For those of us who are conscientious objectors to the current trend in abandonment of pain patients, however, no such settlement options are possible. Any probation would involve closure of my solo practice (Unfortunately, I do not believe I have what it takes to provide safe care in local clinics or under the current medical model of 10 – 15 minute visits. That was why I resigned my clinic job in the past.) Probation would likely also involve an agreement to rapidly taper or abruptly discontinue medications in these patients, which I believe would cause them harm (and I took that pesky oath to “DO NO HARM.”)

So whether the accusation is true or not, I may still be forced to leave the practice of medicine in California, simply because I cannot afford the legal fees to prevent that outcome. I would not be the first caring and well-reputed local doc to leave medicine here for this reason, but I feel it is a tragic waste of my education. I also think it is tragic that I am faced with that choice, that they are forcing me to choose between my patients and my son’s future and economic security. He will be better off if I leave medicine and get a job doing something else, or even if I were to drive Uber, than if I fight to protect my license.

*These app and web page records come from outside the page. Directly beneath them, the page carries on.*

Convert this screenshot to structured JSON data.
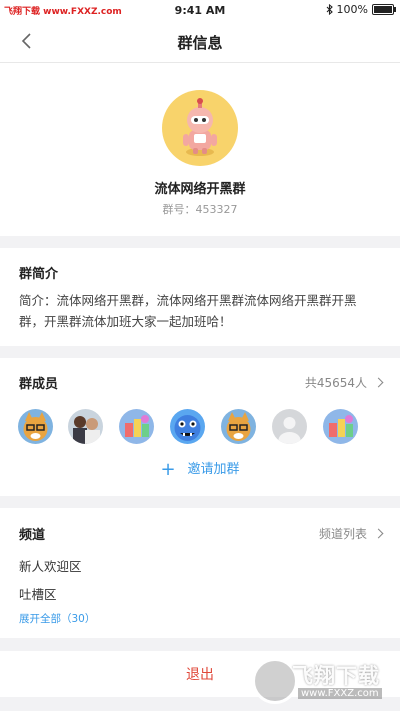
{
  "status_bar": {
    "watermark": "飞翔下载 www.FXXZ.com",
    "time": "9:41 AM",
    "battery": "100%"
  },
  "nav": {
    "title": "群信息"
  },
  "group": {
    "name": "流体网络开黑群",
    "id_text": "群号：453327"
  },
  "intro": {
    "title": "群简介",
    "text": "简介：流体网络开黑群，流体网络开黑群流体网络开黑群开黑群，开黑群流体加班大家一起加班哈！"
  },
  "members": {
    "title": "群成员",
    "count": "共45654人",
    "avatar_icons": [
      "cat-glasses-avatar",
      "people-photo-avatar",
      "toys-avatar",
      "blue-monster-avatar",
      "cat-glasses-avatar",
      "default-avatar",
      "toys-avatar"
    ],
    "invite_label": "邀请加群"
  },
  "channels": {
    "title": "频道",
    "list_link": "频道列表",
    "items": [
      "新人欢迎区",
      "吐槽区"
    ],
    "expand_label": "展开全部（30）"
  },
  "logout": {
    "label": "退出"
  },
  "watermark_logo": {
    "text": "飞翔下载",
    "url": "www.FXXZ.com"
  },
  "colors": {
    "accent_blue": "#3a9be8",
    "logout_red": "#e0483a",
    "avatar_yellow": "#f8d36b"
  }
}
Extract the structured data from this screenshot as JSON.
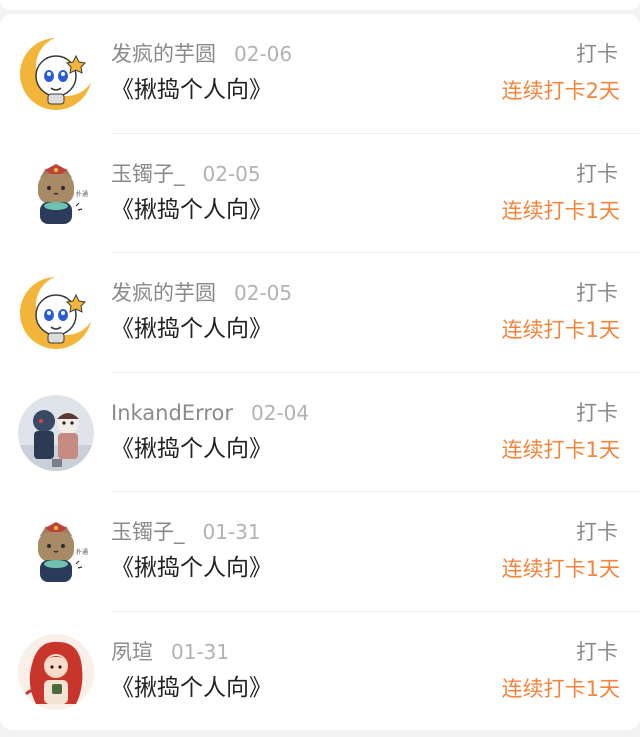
{
  "checkins": [
    {
      "user": "发疯的芋圆",
      "date": "02-06",
      "title": "《揪捣个人向》",
      "type": "打卡",
      "streak": "连续打卡2天",
      "avatar": "moon-character-avatar"
    },
    {
      "user": "玉镯子_",
      "date": "02-05",
      "title": "《揪捣个人向》",
      "type": "打卡",
      "streak": "连续打卡1天",
      "avatar": "cat-avatar"
    },
    {
      "user": "发疯的芋圆",
      "date": "02-05",
      "title": "《揪捣个人向》",
      "type": "打卡",
      "streak": "连续打卡1天",
      "avatar": "moon-character-avatar"
    },
    {
      "user": "InkandError",
      "date": "02-04",
      "title": "《揪捣个人向》",
      "type": "打卡",
      "streak": "连续打卡1天",
      "avatar": "two-characters-avatar"
    },
    {
      "user": "玉镯子_",
      "date": "01-31",
      "title": "《揪捣个人向》",
      "type": "打卡",
      "streak": "连续打卡1天",
      "avatar": "cat-avatar"
    },
    {
      "user": "夙瑄",
      "date": "01-31",
      "title": "《揪捣个人向》",
      "type": "打卡",
      "streak": "连续打卡1天",
      "avatar": "red-hair-character-avatar"
    }
  ],
  "colors": {
    "accent": "#f5843b",
    "username": "#8a8a8a",
    "date": "#b2b2b2",
    "title": "#222222"
  }
}
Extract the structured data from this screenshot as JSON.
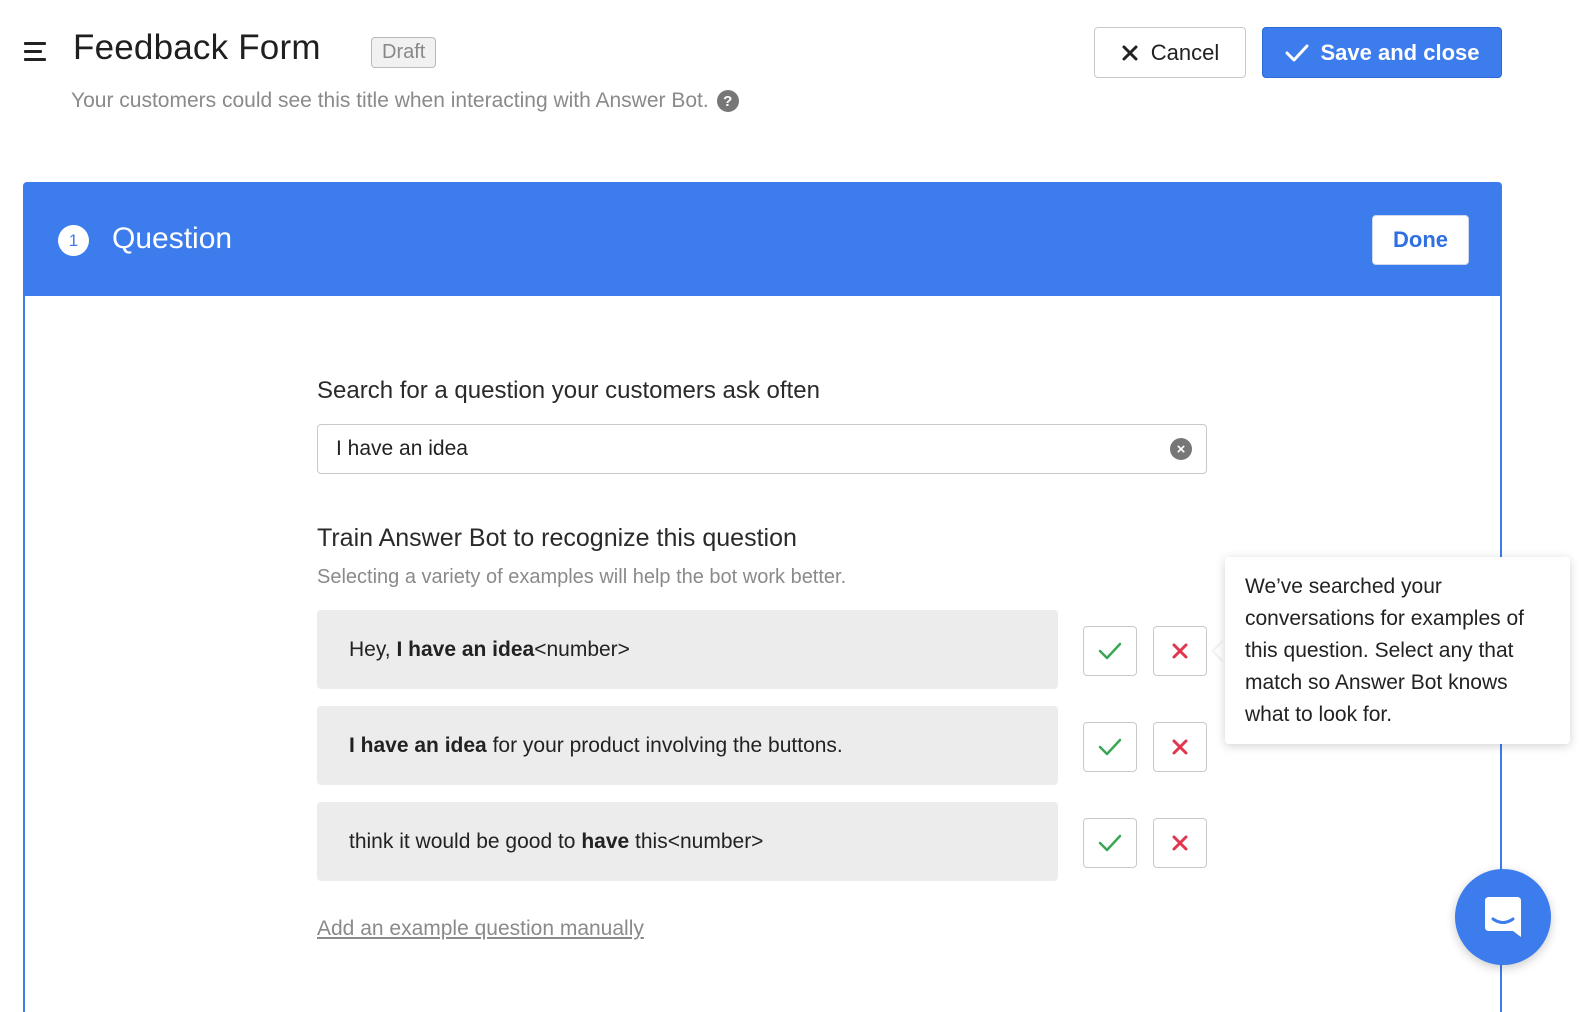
{
  "header": {
    "title": "Feedback Form",
    "status_badge": "Draft",
    "subtitle": "Your customers could see this title when interacting with Answer Bot.",
    "help_icon_glyph": "?",
    "cancel_label": "Cancel",
    "save_label": "Save and close"
  },
  "panel": {
    "step_number": "1",
    "title": "Question",
    "done_label": "Done"
  },
  "search": {
    "label": "Search for a question your customers ask often",
    "value": "I have an idea",
    "clear_icon_glyph": "×"
  },
  "training": {
    "title": "Train Answer Bot to recognize this question",
    "help": "Selecting a variety of examples will help the bot work better.",
    "examples": [
      {
        "before": "Hey, ",
        "bold": "I have an idea",
        "after": "<number>"
      },
      {
        "before": "",
        "bold": "I have an idea",
        "after": " for your product involving the buttons."
      },
      {
        "before": "think it would be good to ",
        "bold": "have",
        "after": " this<number>"
      }
    ],
    "tooltip": "We’ve searched your conversations for examples of this question. Select any that match so Answer Bot knows what to look for.",
    "add_manual_link": "Add an example question manually"
  },
  "colors": {
    "accent": "#3d7cec",
    "accept_green": "#3aa757",
    "reject_red": "#e0364f"
  },
  "icons": [
    "menu-icon",
    "close-icon",
    "check-icon",
    "help-icon",
    "clear-icon",
    "chat-icon"
  ]
}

Learning More

There are a number of excellent recent articles written about the current issues in abandonment of pain patients, for those who would like more information. A sampling of them are linked here:
For Physicians:
International Stakeholder Community of Pain Experts and Leaders Call for an Urgent Action on Forced Opioid Tapering(external link)
CDC Advises Against Misapplication of the Guideline for Prescribing Opioids for Chronic Pain(external link)
Opioid moderatism and the imperative of rapprochement in pain medicine(external link)
A Piece of My Mind: Hailey(external link) – a heartfelt editorial by William Weeks, MD, PhD, Associate Professor of Psychiatry and of Community and Family Medicine at Dartmouth Medical School, describing the death of his sister

For Laypeople:
The Pain Refugees(external link)
Some People Still Need Opioids(external link)

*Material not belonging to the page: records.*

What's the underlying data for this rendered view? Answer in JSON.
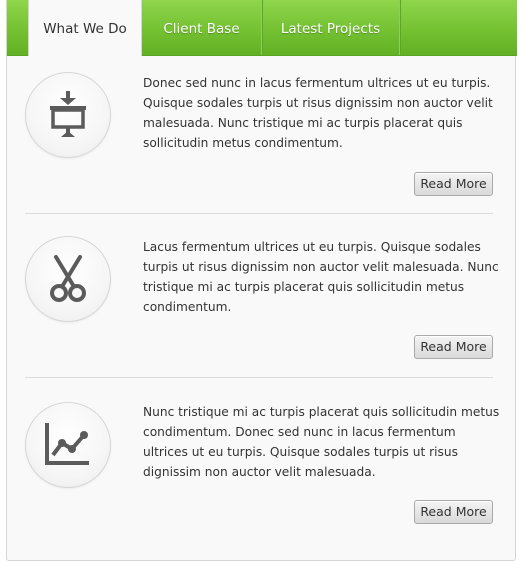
{
  "tabs": [
    {
      "label": "What We Do",
      "active": true
    },
    {
      "label": "Client Base",
      "active": false
    },
    {
      "label": "Latest Projects",
      "active": false
    }
  ],
  "accent_color": "#6cbb2c",
  "items": [
    {
      "icon": "presentation-icon",
      "text": "Donec sed nunc in lacus fermentum ultrices ut eu turpis. Quisque sodales turpis ut risus dignissim non auctor velit malesuada. Nunc tristique mi ac turpis placerat quis sollicitudin metus condimentum.",
      "button": "Read More"
    },
    {
      "icon": "scissors-icon",
      "text": "Lacus fermentum ultrices ut eu turpis. Quisque sodales turpis ut risus dignissim non auctor velit malesuada. Nunc tristique mi ac turpis placerat quis sollicitudin metus condimentum.",
      "button": "Read More"
    },
    {
      "icon": "line-chart-icon",
      "text": "Nunc tristique mi ac turpis placerat quis sollicitudin metus condimentum. Donec sed nunc in lacus fermentum ultrices ut eu turpis. Quisque sodales turpis ut risus dignissim non auctor velit malesuada.",
      "button": "Read More"
    }
  ]
}
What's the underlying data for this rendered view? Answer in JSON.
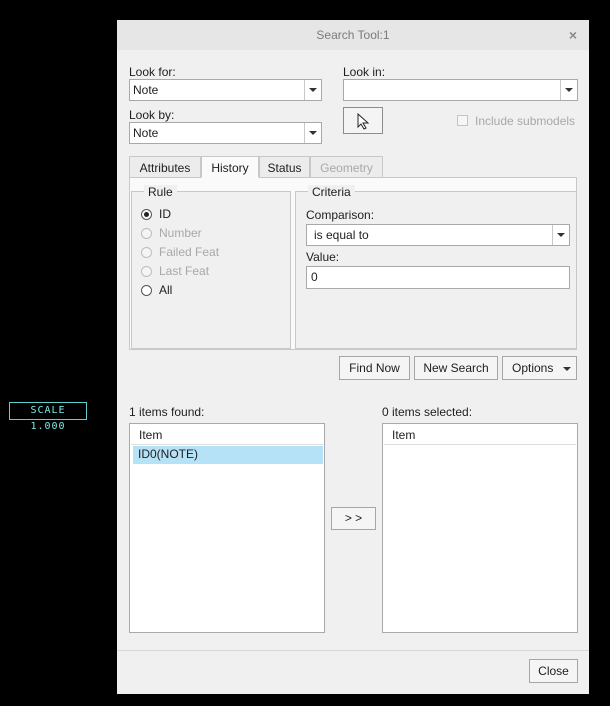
{
  "background_label": "SCALE 1.000",
  "dialog": {
    "title": "Search Tool:1",
    "close_glyph": "×",
    "look_for": {
      "label": "Look for:",
      "value": "Note"
    },
    "look_by": {
      "label": "Look by:",
      "value": "Note"
    },
    "look_in": {
      "label": "Look in:",
      "value": ""
    },
    "include_submodels": {
      "label": "Include submodels",
      "checked": false,
      "enabled": false
    },
    "tabs": [
      "Attributes",
      "History",
      "Status",
      "Geometry"
    ],
    "active_tab": "History",
    "rule": {
      "title": "Rule",
      "options": [
        {
          "label": "ID",
          "selected": true,
          "enabled": true
        },
        {
          "label": "Number",
          "selected": false,
          "enabled": false
        },
        {
          "label": "Failed Feat",
          "selected": false,
          "enabled": false
        },
        {
          "label": "Last Feat",
          "selected": false,
          "enabled": false
        },
        {
          "label": "All",
          "selected": false,
          "enabled": true
        }
      ]
    },
    "criteria": {
      "title": "Criteria",
      "comparison_label": "Comparison:",
      "comparison_value": "is equal to",
      "value_label": "Value:",
      "value": "0"
    },
    "buttons": {
      "find_now": "Find Now",
      "new_search": "New Search",
      "options": "Options",
      "transfer": "> >",
      "close": "Close"
    },
    "found": {
      "label": "1 items found:",
      "column": "Item",
      "items": [
        "ID0(NOTE)"
      ]
    },
    "selected": {
      "label": "0 items selected:",
      "column": "Item",
      "items": []
    }
  },
  "colors": {
    "selection": "#b6e2f7",
    "dialog_bg": "#f0f0f0",
    "scale_label": "#7ee8e8"
  }
}
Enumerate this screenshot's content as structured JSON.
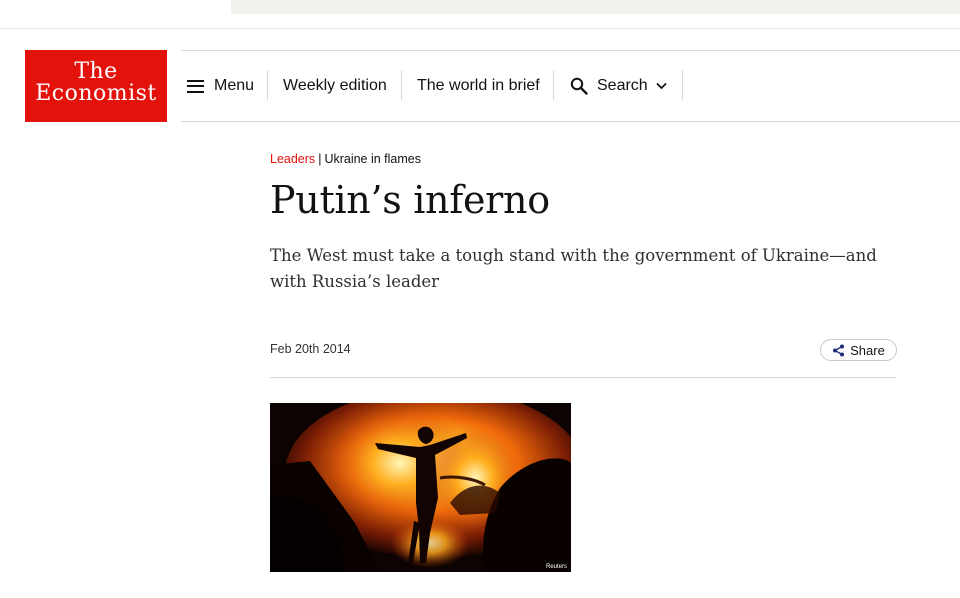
{
  "logo": {
    "line1": "The",
    "line2": "Economist"
  },
  "nav": {
    "menu_label": "Menu",
    "weekly_label": "Weekly edition",
    "brief_label": "The world in brief",
    "search_label": "Search"
  },
  "article": {
    "section": "Leaders",
    "separator": "|",
    "topic": "Ukraine in flames",
    "headline": "Putin’s inferno",
    "standfirst": "The West must take a tough stand with the government of Ukraine—and with Russia’s leader",
    "date": "Feb 20th 2014",
    "share_label": "Share",
    "image_credit": "Reuters"
  },
  "colors": {
    "brand": "#e3120b",
    "text": "#121212",
    "divider": "#d7d7d7"
  },
  "icons": [
    "hamburger-icon",
    "search-icon",
    "chevron-down-icon",
    "share-icon"
  ]
}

A series from Fox News:
As doctors taper or end opioid prescriptions, many patients driven to despair, suicide(external link)
Doctors caught between struggling opioid patients and crackdown on prescriptions(external link)

And for Feedback from the patients themselves:
Survey: CDC Guideline Having ‘Horrendous’ Impact on Pain Patients(external link)
The Unseen Victims of the Opioid Crisis are Starting to Rebel(external link)

Finally, a story of a conscientious physician who was driven out of his practice by a similar complaint:
Mark Ibsen, MD(external link)

Diseases of Despair

I believe it is time we stopped scapegoating this vulnerable group of patients with chronic pain for the malaise, hopelessness, and lack of opportunity that has driven the increase in deaths from substance abuse, alcohol, and suicide around the country.

Imagine farmers were upset about wolves eating their sheep, so they came into town and shot your dog and your neighbor's dog. . . These patients did not cause this problem, and making them suffer will not fix it.

The Commonwealth Fund report defines deaths from alcohol, drug abuse and suicide as “Deaths of Despair.” In Humboldt County, our suicide rate is 2.5 times that of the rest of the state. Drug-induced deaths are three times those of the rest of California, but of the 50 deaths in 2017, only 7(14%) were from prescription opioids alone. Over the last 15 years, in my practice 4 of my patients who have lived with chronic pain have taken their own lives. In that same time period, none of my chronic pain patients have died of accidental overdose on their pain medications, though one patient in my practice died of a complex overdose with methamphetamines. And in the tapering process, even with the much slower tapers that I supervise, I know of at least two and suspect one other in my practice who have turned to street drugs to supplement their pain management. This does not make anyone safer.